• Formal vs. Informal: The share of the poor in formal jobs grew from 10.5 percent in 2008 to 16 percent in 2011, an expansion mostly concentrated among young adults who have completed high school, many of whom come from families supported by Brazil's flagship conditional cash transfer program Bolsa Familia, a program that covers 25 percent of the population and yet costs less than 1 percent of GDP. However, in times of lower growth and weaker labor markets, the poor's lower skills, education and assets for investment make them more vulnerable to job loss. This links labor market performance to poverty, and represents a major challenge for a Brazil in times of fiscal constraints.

By and large, Brazil's job-creation story during the boom repeated itself throughout Latin America, especially in commodity-exporting South America, although the pace of formal jobs creation was faster in Brazil.

Now, with the slowdown, the challenges they all face are similar. Large social and economic gains of the past decade may be at risk as most South American countries adjust to a new normal of lower growth. Differences between countries lie, however, in the scope of the needed adjustment and the type of instruments available, as reported in "Jobs, Wages and Latin America Slowdown". Overlapping situations across countries may include stagnating employment rates, decaying quality of employment, and an increasing share of workers leaving the labor force.

These patterns translate into lower income for poorer families, putting additional pressures on social safety nets and job intermediation services.

This brings us to address the second initial question. What policy approaches may help deal with these common challenges?

1) Data, data, data. We need to better capture the results of policies and programs on labor market outcomes (such as job entry and wage returns) through strengthened information systems. Such data can be used to re-focus management of programs on results. Based on the evidence thus obtained, only the most successful programs will be expanded and those that don't succeed, reevaluated.

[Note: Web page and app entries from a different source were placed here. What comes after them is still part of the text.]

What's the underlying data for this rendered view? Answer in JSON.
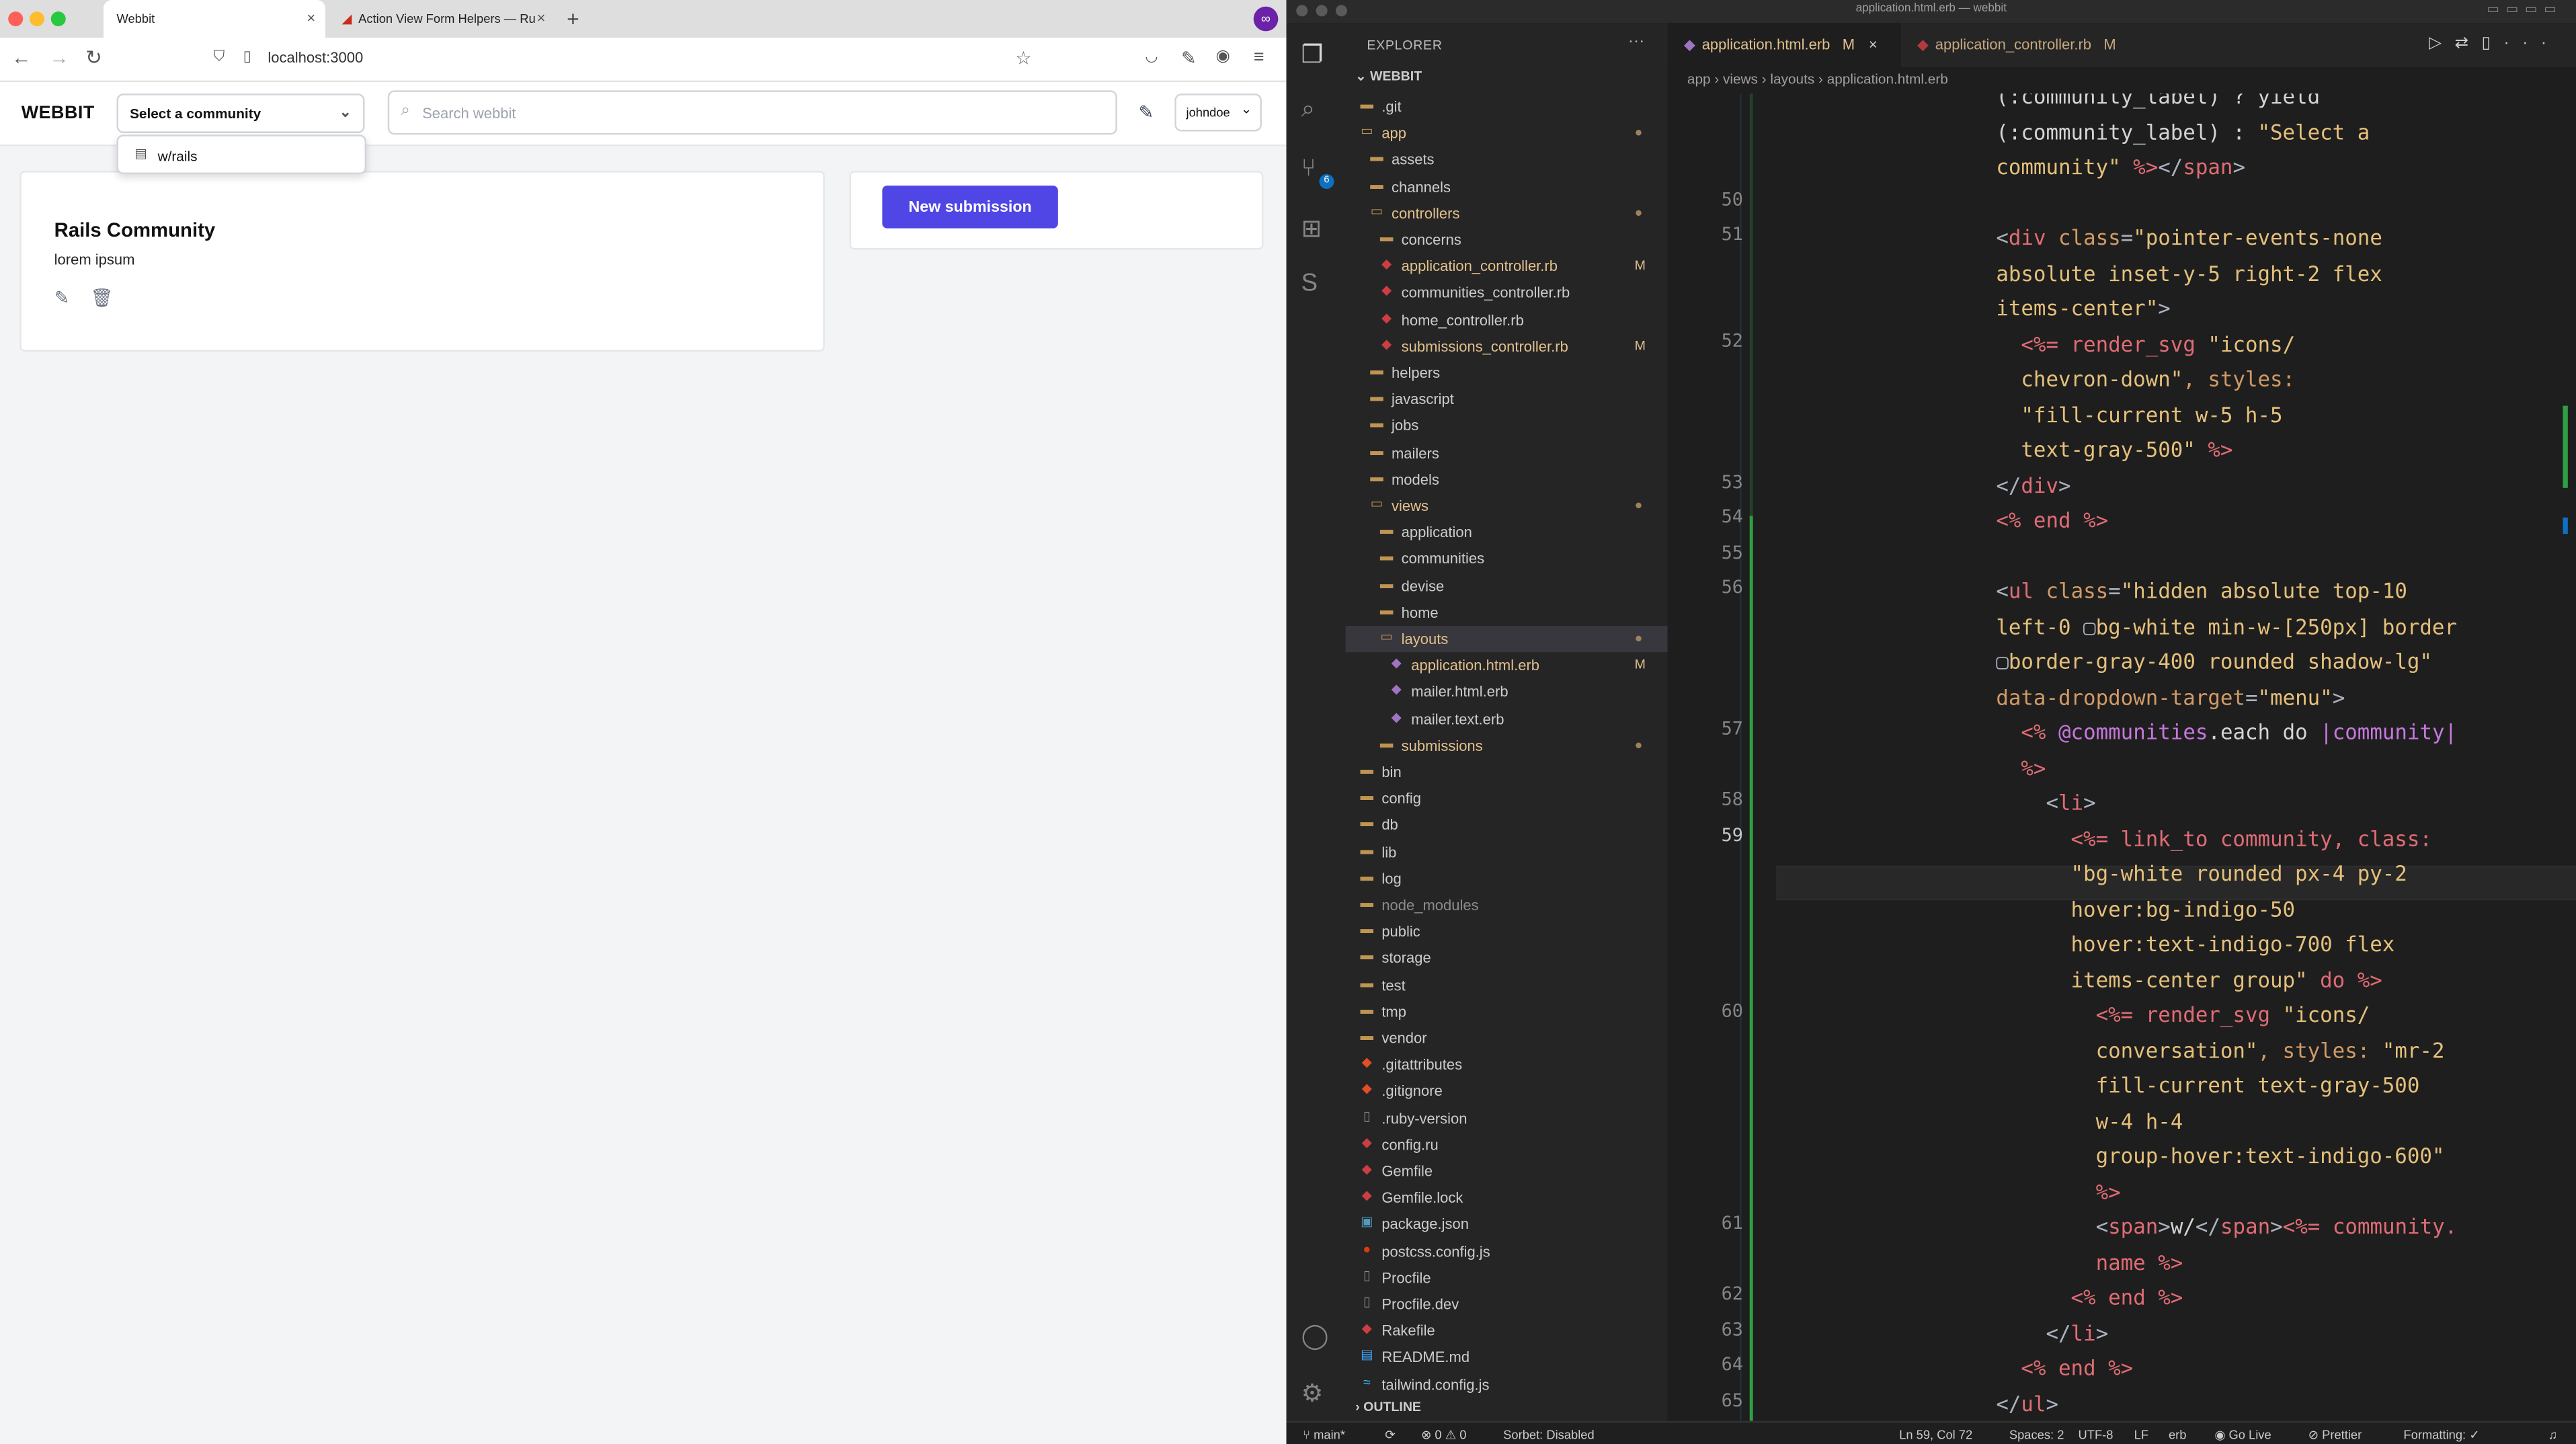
{
  "browser": {
    "tabs": [
      {
        "label": "Webbit",
        "close": "×"
      },
      {
        "label": "Action View Form Helpers — Ru",
        "close": "×"
      }
    ],
    "new_tab": "+",
    "url": "localhost:3000"
  },
  "app": {
    "logo": "WEBBIT",
    "community_select": "Select a community",
    "search_placeholder": "Search webbit",
    "user_menu": "johndoe",
    "dropdown_item": "w/rails",
    "card": {
      "title": "Rails Community",
      "description": "lorem ipsum"
    },
    "new_submission": "New submission"
  },
  "vscode": {
    "window_title": "application.html.erb — webbit",
    "explorer_header": "EXPLORER",
    "root_folder": "WEBBIT",
    "outline_header": "OUTLINE",
    "tree": [
      {
        "name": ".git",
        "depth": 0,
        "type": "folder",
        "color": "#cccccc",
        "mark": ""
      },
      {
        "name": "app",
        "depth": 0,
        "type": "folder-open",
        "color": "#e2c08d",
        "mark": "●"
      },
      {
        "name": "assets",
        "depth": 1,
        "type": "folder",
        "color": "#cccccc",
        "mark": ""
      },
      {
        "name": "channels",
        "depth": 1,
        "type": "folder",
        "color": "#cccccc",
        "mark": ""
      },
      {
        "name": "controllers",
        "depth": 1,
        "type": "folder-open",
        "color": "#e2c08d",
        "mark": "●"
      },
      {
        "name": "concerns",
        "depth": 2,
        "type": "folder",
        "color": "#cccccc",
        "mark": ""
      },
      {
        "name": "application_controller.rb",
        "depth": 2,
        "type": "ruby",
        "color": "#e2c08d",
        "mark": "M"
      },
      {
        "name": "communities_controller.rb",
        "depth": 2,
        "type": "ruby",
        "color": "#cccccc",
        "mark": ""
      },
      {
        "name": "home_controller.rb",
        "depth": 2,
        "type": "ruby",
        "color": "#cccccc",
        "mark": ""
      },
      {
        "name": "submissions_controller.rb",
        "depth": 2,
        "type": "ruby",
        "color": "#e2c08d",
        "mark": "M"
      },
      {
        "name": "helpers",
        "depth": 1,
        "type": "folder",
        "color": "#cccccc",
        "mark": ""
      },
      {
        "name": "javascript",
        "depth": 1,
        "type": "folder",
        "color": "#cccccc",
        "mark": ""
      },
      {
        "name": "jobs",
        "depth": 1,
        "type": "folder",
        "color": "#cccccc",
        "mark": ""
      },
      {
        "name": "mailers",
        "depth": 1,
        "type": "folder",
        "color": "#cccccc",
        "mark": ""
      },
      {
        "name": "models",
        "depth": 1,
        "type": "folder",
        "color": "#cccccc",
        "mark": ""
      },
      {
        "name": "views",
        "depth": 1,
        "type": "folder-open",
        "color": "#e2c08d",
        "mark": "●"
      },
      {
        "name": "application",
        "depth": 2,
        "type": "folder",
        "color": "#cccccc",
        "mark": ""
      },
      {
        "name": "communities",
        "depth": 2,
        "type": "folder",
        "color": "#cccccc",
        "mark": ""
      },
      {
        "name": "devise",
        "depth": 2,
        "type": "folder",
        "color": "#cccccc",
        "mark": ""
      },
      {
        "name": "home",
        "depth": 2,
        "type": "folder",
        "color": "#cccccc",
        "mark": ""
      },
      {
        "name": "layouts",
        "depth": 2,
        "type": "folder-open",
        "color": "#e2c08d",
        "mark": "●",
        "selected": true
      },
      {
        "name": "application.html.erb",
        "depth": 3,
        "type": "erb",
        "color": "#e2c08d",
        "mark": "M"
      },
      {
        "name": "mailer.html.erb",
        "depth": 3,
        "type": "erb",
        "color": "#cccccc",
        "mark": ""
      },
      {
        "name": "mailer.text.erb",
        "depth": 3,
        "type": "erb",
        "color": "#cccccc",
        "mark": ""
      },
      {
        "name": "submissions",
        "depth": 2,
        "type": "folder",
        "color": "#e2c08d",
        "mark": "●"
      },
      {
        "name": "bin",
        "depth": 0,
        "type": "folder",
        "color": "#cccccc",
        "mark": ""
      },
      {
        "name": "config",
        "depth": 0,
        "type": "folder",
        "color": "#cccccc",
        "mark": ""
      },
      {
        "name": "db",
        "depth": 0,
        "type": "folder",
        "color": "#cccccc",
        "mark": ""
      },
      {
        "name": "lib",
        "depth": 0,
        "type": "folder",
        "color": "#cccccc",
        "mark": ""
      },
      {
        "name": "log",
        "depth": 0,
        "type": "folder",
        "color": "#cccccc",
        "mark": ""
      },
      {
        "name": "node_modules",
        "depth": 0,
        "type": "folder",
        "color": "#8c8c8c",
        "mark": ""
      },
      {
        "name": "public",
        "depth": 0,
        "type": "folder",
        "color": "#cccccc",
        "mark": ""
      },
      {
        "name": "storage",
        "depth": 0,
        "type": "folder",
        "color": "#cccccc",
        "mark": ""
      },
      {
        "name": "test",
        "depth": 0,
        "type": "folder",
        "color": "#cccccc",
        "mark": ""
      },
      {
        "name": "tmp",
        "depth": 0,
        "type": "folder",
        "color": "#cccccc",
        "mark": ""
      },
      {
        "name": "vendor",
        "depth": 0,
        "type": "folder",
        "color": "#cccccc",
        "mark": ""
      },
      {
        "name": ".gitattributes",
        "depth": 0,
        "type": "git",
        "color": "#cccccc",
        "mark": ""
      },
      {
        "name": ".gitignore",
        "depth": 0,
        "type": "git",
        "color": "#cccccc",
        "mark": ""
      },
      {
        "name": ".ruby-version",
        "depth": 0,
        "type": "file",
        "color": "#cccccc",
        "mark": ""
      },
      {
        "name": "config.ru",
        "depth": 0,
        "type": "ruby",
        "color": "#cccccc",
        "mark": ""
      },
      {
        "name": "Gemfile",
        "depth": 0,
        "type": "ruby",
        "color": "#cccccc",
        "mark": ""
      },
      {
        "name": "Gemfile.lock",
        "depth": 0,
        "type": "ruby",
        "color": "#cccccc",
        "mark": ""
      },
      {
        "name": "package.json",
        "depth": 0,
        "type": "json",
        "color": "#cccccc",
        "mark": ""
      },
      {
        "name": "postcss.config.js",
        "depth": 0,
        "type": "postcss",
        "color": "#cccccc",
        "mark": ""
      },
      {
        "name": "Procfile",
        "depth": 0,
        "type": "file",
        "color": "#cccccc",
        "mark": ""
      },
      {
        "name": "Procfile.dev",
        "depth": 0,
        "type": "file",
        "color": "#cccccc",
        "mark": ""
      },
      {
        "name": "Rakefile",
        "depth": 0,
        "type": "ruby",
        "color": "#cccccc",
        "mark": ""
      },
      {
        "name": "README.md",
        "depth": 0,
        "type": "md",
        "color": "#cccccc",
        "mark": ""
      },
      {
        "name": "tailwind.config.js",
        "depth": 0,
        "type": "tailwind",
        "color": "#cccccc",
        "mark": ""
      }
    ],
    "editor_tabs": [
      {
        "name": "application.html.erb",
        "mark": "M",
        "close": "×"
      },
      {
        "name": "application_controller.rb",
        "mark": "M"
      }
    ],
    "breadcrumb": "app › views › layouts › application.html.erb",
    "line_numbers": [
      "50",
      "51",
      "52",
      "53",
      "54",
      "55",
      "56",
      "57",
      "58",
      "59",
      "60",
      "61",
      "62",
      "63",
      "64",
      "65"
    ],
    "status": {
      "branch": "main*",
      "problems": "⊗ 0 ⚠ 0",
      "sorbet": "Sorbet: Disabled",
      "position": "Ln 59, Col 72",
      "spaces": "Spaces: 2",
      "encoding": "UTF-8",
      "eol": "LF",
      "lang": "erb",
      "golive": "Go Live",
      "prettier": "Prettier",
      "formatting": "Formatting: ✓"
    }
  },
  "code_lines": [
    [
      [
        "(:community_label) ? yield",
        "k-plain"
      ]
    ],
    [
      [
        "(:community_label) : ",
        "k-plain"
      ],
      [
        "\"Select a",
        "k-str"
      ]
    ],
    [
      [
        "community\"",
        "k-str"
      ],
      [
        " %>",
        "k-erb"
      ],
      [
        "</",
        "k-punc"
      ],
      [
        "span",
        "k-tag"
      ],
      [
        ">",
        "k-punc"
      ]
    ],
    [
      [
        "",
        "k-plain"
      ]
    ],
    [
      [
        "<",
        "k-punc"
      ],
      [
        "div",
        "k-tag"
      ],
      [
        " class",
        "k-attr"
      ],
      [
        "=",
        "k-punc"
      ],
      [
        "\"pointer-events-none",
        "k-str"
      ]
    ],
    [
      [
        "absolute inset-y-5 right-2 flex",
        "k-str"
      ]
    ],
    [
      [
        "items-center\"",
        "k-str"
      ],
      [
        ">",
        "k-punc"
      ]
    ],
    [
      [
        "  <%=",
        "k-erb"
      ],
      [
        " render_svg ",
        "k-tag"
      ],
      [
        "\"icons/",
        "k-str"
      ]
    ],
    [
      [
        "  chevron-down\"",
        "k-str"
      ],
      [
        ", styles:",
        "k-attr"
      ]
    ],
    [
      [
        "  \"fill-current w-5 h-5",
        "k-str"
      ]
    ],
    [
      [
        "  text-gray-500\"",
        "k-str"
      ],
      [
        " %>",
        "k-erb"
      ]
    ],
    [
      [
        "</",
        "k-punc"
      ],
      [
        "div",
        "k-tag"
      ],
      [
        ">",
        "k-punc"
      ]
    ],
    [
      [
        "<% ",
        "k-erb"
      ],
      [
        "end",
        "k-tag"
      ],
      [
        " %>",
        "k-erb"
      ]
    ],
    [
      [
        "",
        "k-plain"
      ]
    ],
    [
      [
        "<",
        "k-punc"
      ],
      [
        "ul",
        "k-tag"
      ],
      [
        " class",
        "k-attr"
      ],
      [
        "=",
        "k-punc"
      ],
      [
        "\"hidden absolute top-10",
        "k-str"
      ]
    ],
    [
      [
        "left-0 ",
        "k-str"
      ],
      [
        "▢",
        "k-punc"
      ],
      [
        "bg-white min-w-[250px] border",
        "k-str"
      ]
    ],
    [
      [
        "▢",
        "k-punc"
      ],
      [
        "border-gray-400 rounded shadow-lg\"",
        "k-str"
      ]
    ],
    [
      [
        "data-dropdown-target",
        "k-attr"
      ],
      [
        "=",
        "k-punc"
      ],
      [
        "\"menu\"",
        "k-str"
      ],
      [
        ">",
        "k-punc"
      ]
    ],
    [
      [
        "  <% ",
        "k-erb"
      ],
      [
        "@communities",
        "k-var"
      ],
      [
        ".each do ",
        "k-plain"
      ],
      [
        "|community|",
        "k-var"
      ]
    ],
    [
      [
        "  %>",
        "k-erb"
      ]
    ],
    [
      [
        "    <",
        "k-punc"
      ],
      [
        "li",
        "k-tag"
      ],
      [
        ">",
        "k-punc"
      ]
    ],
    [
      [
        "      <%= ",
        "k-erb"
      ],
      [
        "link_to community, class:",
        "k-tag"
      ]
    ],
    [
      [
        "      \"bg-white rounded px-4 py-2",
        "k-str"
      ]
    ],
    [
      [
        "      hover:bg-indigo-50",
        "k-str"
      ]
    ],
    [
      [
        "      hover:text-indigo-700 flex",
        "k-str"
      ]
    ],
    [
      [
        "      items-center group\"",
        "k-str"
      ],
      [
        " do %>",
        "k-erb"
      ]
    ],
    [
      [
        "        <%= ",
        "k-erb"
      ],
      [
        "render_svg ",
        "k-tag"
      ],
      [
        "\"icons/",
        "k-str"
      ]
    ],
    [
      [
        "        conversation\"",
        "k-str"
      ],
      [
        ", styles: ",
        "k-attr"
      ],
      [
        "\"mr-2",
        "k-str"
      ]
    ],
    [
      [
        "        fill-current text-gray-500",
        "k-str"
      ]
    ],
    [
      [
        "        w-4 h-4",
        "k-str"
      ]
    ],
    [
      [
        "        group-hover:text-indigo-600\"",
        "k-str"
      ]
    ],
    [
      [
        "        %>",
        "k-erb"
      ]
    ],
    [
      [
        "        <",
        "k-punc"
      ],
      [
        "span",
        "k-tag"
      ],
      [
        ">",
        "k-punc"
      ],
      [
        "w/",
        "k-plain"
      ],
      [
        "</",
        "k-punc"
      ],
      [
        "span",
        "k-tag"
      ],
      [
        ">",
        "k-punc"
      ],
      [
        "<%= ",
        "k-erb"
      ],
      [
        "community.",
        "k-tag"
      ]
    ],
    [
      [
        "        name",
        "k-tag"
      ],
      [
        " %>",
        "k-erb"
      ]
    ],
    [
      [
        "      <% ",
        "k-erb"
      ],
      [
        "end",
        "k-tag"
      ],
      [
        " %>",
        "k-erb"
      ]
    ],
    [
      [
        "    </",
        "k-punc"
      ],
      [
        "li",
        "k-tag"
      ],
      [
        ">",
        "k-punc"
      ]
    ],
    [
      [
        "  <% ",
        "k-erb"
      ],
      [
        "end",
        "k-tag"
      ],
      [
        " %>",
        "k-erb"
      ]
    ],
    [
      [
        "</",
        "k-punc"
      ],
      [
        "ul",
        "k-tag"
      ],
      [
        ">",
        "k-punc"
      ]
    ]
  ]
}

2) Don't train for jobs that don't exist. Training programs need to be aligned with the demands of the private sector. They should develop the skills required by employers and include training in socio-emotional skills, promote better technical preparation of trainers, and provide students with professional career guidance. Training should be better linked with job intermediation, entrepreneurship support, internships and hands-on experience.

3) Make it work for the poor. Existing employment programs should be connected and adapted to the needs of the poorest. Rather than creating new programs, existing ones can be made more inclusive and better integrated. Adding flexibility and access to supporting services, especially for working mothers will promote labor force participation. Access to credit and technology for small farmers and micro-entrepreneurs needs to improve and financial support combined with nonfinancial help (technical assistance on business plans, for instance).

All of this requires short- as well as long-term commitments. Yet, to be sure, labor market policies and investment in skills development alone are not sufficient for addressing the recent job losses. Improvements in the business climate, competitivity policies, financial services, and the expansion of international trade are critical to ensure a return to growth and job creation.